*REQUIRED WORK:*
All of the data should be restated word for word.

________________________

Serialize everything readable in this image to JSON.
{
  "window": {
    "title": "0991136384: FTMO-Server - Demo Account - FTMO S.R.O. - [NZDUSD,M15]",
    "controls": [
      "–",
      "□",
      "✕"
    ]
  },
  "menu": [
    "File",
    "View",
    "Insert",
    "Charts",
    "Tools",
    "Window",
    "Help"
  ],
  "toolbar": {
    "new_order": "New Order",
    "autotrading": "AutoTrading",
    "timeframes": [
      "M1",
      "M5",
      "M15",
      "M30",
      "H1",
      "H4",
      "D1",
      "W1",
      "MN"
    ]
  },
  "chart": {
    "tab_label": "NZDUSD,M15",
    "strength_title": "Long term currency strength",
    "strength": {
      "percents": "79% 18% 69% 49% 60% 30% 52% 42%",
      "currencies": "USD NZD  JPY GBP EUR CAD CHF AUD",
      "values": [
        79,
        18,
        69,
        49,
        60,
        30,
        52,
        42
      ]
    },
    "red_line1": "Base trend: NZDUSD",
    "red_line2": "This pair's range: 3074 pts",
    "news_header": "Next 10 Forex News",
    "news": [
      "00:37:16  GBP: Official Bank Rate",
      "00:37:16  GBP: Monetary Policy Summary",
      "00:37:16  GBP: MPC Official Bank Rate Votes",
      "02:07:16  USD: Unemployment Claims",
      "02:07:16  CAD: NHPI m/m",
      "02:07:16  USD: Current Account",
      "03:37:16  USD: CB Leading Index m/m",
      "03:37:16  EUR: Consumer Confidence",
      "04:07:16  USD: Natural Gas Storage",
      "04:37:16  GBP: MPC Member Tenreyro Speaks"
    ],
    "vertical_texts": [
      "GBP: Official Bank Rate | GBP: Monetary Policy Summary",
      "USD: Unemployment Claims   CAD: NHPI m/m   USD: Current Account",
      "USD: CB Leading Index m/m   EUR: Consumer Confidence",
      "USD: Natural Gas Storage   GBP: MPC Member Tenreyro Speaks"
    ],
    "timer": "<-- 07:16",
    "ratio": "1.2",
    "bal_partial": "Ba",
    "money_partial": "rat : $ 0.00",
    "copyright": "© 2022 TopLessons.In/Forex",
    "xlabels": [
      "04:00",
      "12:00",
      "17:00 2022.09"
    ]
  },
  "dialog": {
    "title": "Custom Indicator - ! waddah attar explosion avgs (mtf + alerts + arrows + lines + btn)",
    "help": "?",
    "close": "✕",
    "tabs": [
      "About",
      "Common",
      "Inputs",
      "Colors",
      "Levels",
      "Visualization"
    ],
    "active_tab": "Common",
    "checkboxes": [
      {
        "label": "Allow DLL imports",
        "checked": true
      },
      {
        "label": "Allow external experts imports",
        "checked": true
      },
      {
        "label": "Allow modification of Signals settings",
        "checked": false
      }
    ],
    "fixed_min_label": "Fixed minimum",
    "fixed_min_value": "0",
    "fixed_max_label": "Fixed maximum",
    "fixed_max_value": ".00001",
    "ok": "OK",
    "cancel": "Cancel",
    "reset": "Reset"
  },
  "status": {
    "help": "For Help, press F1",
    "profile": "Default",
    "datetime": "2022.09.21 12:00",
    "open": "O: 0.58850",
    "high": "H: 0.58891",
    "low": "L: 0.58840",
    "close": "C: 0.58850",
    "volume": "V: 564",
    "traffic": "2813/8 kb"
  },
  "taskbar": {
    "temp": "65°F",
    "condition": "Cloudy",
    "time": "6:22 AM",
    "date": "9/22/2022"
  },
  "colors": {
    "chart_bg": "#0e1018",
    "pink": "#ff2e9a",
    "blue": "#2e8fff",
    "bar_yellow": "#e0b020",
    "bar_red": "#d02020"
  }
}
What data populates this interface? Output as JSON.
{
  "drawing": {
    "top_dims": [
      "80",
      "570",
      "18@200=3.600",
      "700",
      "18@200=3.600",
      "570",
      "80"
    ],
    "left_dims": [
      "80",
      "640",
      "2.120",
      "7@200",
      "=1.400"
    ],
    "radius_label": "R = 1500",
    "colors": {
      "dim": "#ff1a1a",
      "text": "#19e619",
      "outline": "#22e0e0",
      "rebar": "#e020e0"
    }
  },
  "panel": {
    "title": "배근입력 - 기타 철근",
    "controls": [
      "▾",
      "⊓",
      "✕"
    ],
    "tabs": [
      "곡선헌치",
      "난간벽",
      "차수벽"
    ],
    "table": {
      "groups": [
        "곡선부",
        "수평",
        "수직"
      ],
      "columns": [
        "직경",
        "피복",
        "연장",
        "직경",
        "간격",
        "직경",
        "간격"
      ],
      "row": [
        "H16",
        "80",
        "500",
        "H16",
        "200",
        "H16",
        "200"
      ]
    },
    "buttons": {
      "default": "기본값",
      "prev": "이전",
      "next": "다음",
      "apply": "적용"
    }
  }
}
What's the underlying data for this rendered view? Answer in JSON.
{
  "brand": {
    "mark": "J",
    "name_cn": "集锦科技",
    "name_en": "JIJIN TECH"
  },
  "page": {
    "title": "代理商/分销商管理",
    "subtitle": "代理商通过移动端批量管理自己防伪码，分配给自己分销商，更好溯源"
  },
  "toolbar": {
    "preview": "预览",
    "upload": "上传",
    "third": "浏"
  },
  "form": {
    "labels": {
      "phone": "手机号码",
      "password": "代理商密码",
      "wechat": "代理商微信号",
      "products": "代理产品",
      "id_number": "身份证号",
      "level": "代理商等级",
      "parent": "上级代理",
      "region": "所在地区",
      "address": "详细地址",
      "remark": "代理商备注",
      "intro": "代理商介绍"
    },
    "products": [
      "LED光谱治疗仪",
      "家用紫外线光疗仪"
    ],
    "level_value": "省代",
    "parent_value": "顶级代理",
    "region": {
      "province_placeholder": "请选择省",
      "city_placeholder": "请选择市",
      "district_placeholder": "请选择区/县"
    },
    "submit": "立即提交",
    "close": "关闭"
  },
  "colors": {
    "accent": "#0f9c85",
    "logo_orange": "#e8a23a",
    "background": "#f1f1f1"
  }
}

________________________

*THE ANSWER:*
Serialize everything readable in this image to JSON.
{
  "window": {
    "title": "0991136384: FTMO-Server - Demo Account - FTMO S.R.O. - [NZDUSD,M15]",
    "controls": [
      "–",
      "□",
      "✕"
    ]
  },
  "menu": [
    "File",
    "View",
    "Insert",
    "Charts",
    "Tools",
    "Window",
    "Help"
  ],
  "toolbar": {
    "new_order": "New Order",
    "autotrading": "AutoTrading",
    "timeframes": [
      "M1",
      "M5",
      "M15",
      "M30",
      "H1",
      "H4",
      "D1",
      "W1",
      "MN"
    ]
  },
  "chart": {
    "tab_label": "NZDUSD,M15",
    "strength_title": "Long term currency strength",
    "strength": {
      "percents": "79% 18% 69% 49% 60% 30% 52% 42%",
      "currencies": "USD NZD  JPY GBP EUR CAD CHF AUD",
      "values": [
        79,
        18,
        69,
        49,
        60,
        30,
        52,
        42
      ]
    },
    "red_line1": "Base trend: NZDUSD",
    "red_line2": "This pair's range: 3074 pts",
    "news_header": "Next 10 Forex News",
    "news": [
      "00:37:16  GBP: Official Bank Rate",
      "00:37:16  GBP: Monetary Policy Summary",
      "00:37:16  GBP: MPC Official Bank Rate Votes",
      "02:07:16  USD: Unemployment Claims",
      "02:07:16  CAD: NHPI m/m",
      "02:07:16  USD: Current Account",
      "03:37:16  USD: CB Leading Index m/m",
      "03:37:16  EUR: Consumer Confidence",
      "04:07:16  USD: Natural Gas Storage",
      "04:37:16  GBP: MPC Member Tenreyro Speaks"
    ],
    "vertical_texts": [
      "GBP: Official Bank Rate | GBP: Monetary Policy Summary",
      "USD: Unemployment Claims   CAD: NHPI m/m   USD: Current Account",
      "USD: CB Leading Index m/m   EUR: Consumer Confidence",
      "USD: Natural Gas Storage   GBP: MPC Member Tenreyro Speaks"
    ],
    "timer": "<-- 07:16",
    "ratio": "1.2",
    "bal_partial": "Ba",
    "money_partial": "rat : $ 0.00",
    "copyright": "© 2022 TopLessons.In/Forex",
    "xlabels": [
      "04:00",
      "12:00",
      "17:00 2022.09"
    ]
  },
  "dialog": {
    "title": "Custom Indicator - ! waddah attar explosion avgs (mtf + alerts + arrows + lines + btn)",
    "help": "?",
    "close": "✕",
    "tabs": [
      "About",
      "Common",
      "Inputs",
      "Colors",
      "Levels",
      "Visualization"
    ],
    "active_tab": "Common",
    "checkboxes": [
      {
        "label": "Allow DLL imports",
        "checked": true
      },
      {
        "label": "Allow external experts imports",
        "checked": true
      },
      {
        "label": "Allow modification of Signals settings",
        "checked": false
      }
    ],
    "fixed_min_label": "Fixed minimum",
    "fixed_min_value": "0",
    "fixed_max_label": "Fixed maximum",
    "fixed_max_value": ".00001",
    "ok": "OK",
    "cancel": "Cancel",
    "reset": "Reset"
  },
  "status": {
    "help": "For Help, press F1",
    "profile": "Default",
    "datetime": "2022.09.21 12:00",
    "open": "O: 0.58850",
    "high": "H: 0.58891",
    "low": "L: 0.58840",
    "close": "C: 0.58850",
    "volume": "V: 564",
    "traffic": "2813/8 kb"
  },
  "taskbar": {
    "temp": "65°F",
    "condition": "Cloudy",
    "time": "6:22 AM",
    "date": "9/22/2022"
  },
  "colors": {
    "chart_bg": "#0e1018",
    "pink": "#ff2e9a",
    "blue": "#2e8fff",
    "bar_yellow": "#e0b020",
    "bar_red": "#d02020"
  }
}
What data populates this interface? Output as JSON.
{
  "drawing": {
    "top_dims": [
      "80",
      "570",
      "18@200=3.600",
      "700",
      "18@200=3.600",
      "570",
      "80"
    ],
    "left_dims": [
      "80",
      "640",
      "2.120",
      "7@200",
      "=1.400"
    ],
    "radius_label": "R = 1500",
    "colors": {
      "dim": "#ff1a1a",
      "text": "#19e619",
      "outline": "#22e0e0",
      "rebar": "#e020e0"
    }
  },
  "panel": {
    "title": "배근입력 - 기타 철근",
    "controls": [
      "▾",
      "⊓",
      "✕"
    ],
    "tabs": [
      "곡선헌치",
      "난간벽",
      "차수벽"
    ],
    "table": {
      "groups": [
        "곡선부",
        "수평",
        "수직"
      ],
      "columns": [
        "직경",
        "피복",
        "연장",
        "직경",
        "간격",
        "직경",
        "간격"
      ],
      "row": [
        "H16",
        "80",
        "500",
        "H16",
        "200",
        "H16",
        "200"
      ]
    },
    "buttons": {
      "default": "기본값",
      "prev": "이전",
      "next": "다음",
      "apply": "적용"
    }
  }
}
What's the underlying data for this rendered view? Answer in JSON.
{
  "brand": {
    "mark": "J",
    "name_cn": "集锦科技",
    "name_en": "JIJIN TECH"
  },
  "page": {
    "title": "代理商/分销商管理",
    "subtitle": "代理商通过移动端批量管理自己防伪码，分配给自己分销商，更好溯源"
  },
  "toolbar": {
    "preview": "预览",
    "upload": "上传",
    "third": "浏"
  },
  "form": {
    "labels": {
      "phone": "手机号码",
      "password": "代理商密码",
      "wechat": "代理商微信号",
      "products": "代理产品",
      "id_number": "身份证号",
      "level": "代理商等级",
      "parent": "上级代理",
      "region": "所在地区",
      "address": "详细地址",
      "remark": "代理商备注",
      "intro": "代理商介绍"
    },
    "products": [
      "LED光谱治疗仪",
      "家用紫外线光疗仪"
    ],
    "level_value": "省代",
    "parent_value": "顶级代理",
    "region": {
      "province_placeholder": "请选择省",
      "city_placeholder": "请选择市",
      "district_placeholder": "请选择区/县"
    },
    "submit": "立即提交",
    "close": "关闭"
  },
  "colors": {
    "accent": "#0f9c85",
    "logo_orange": "#e8a23a",
    "background": "#f1f1f1"
  }
}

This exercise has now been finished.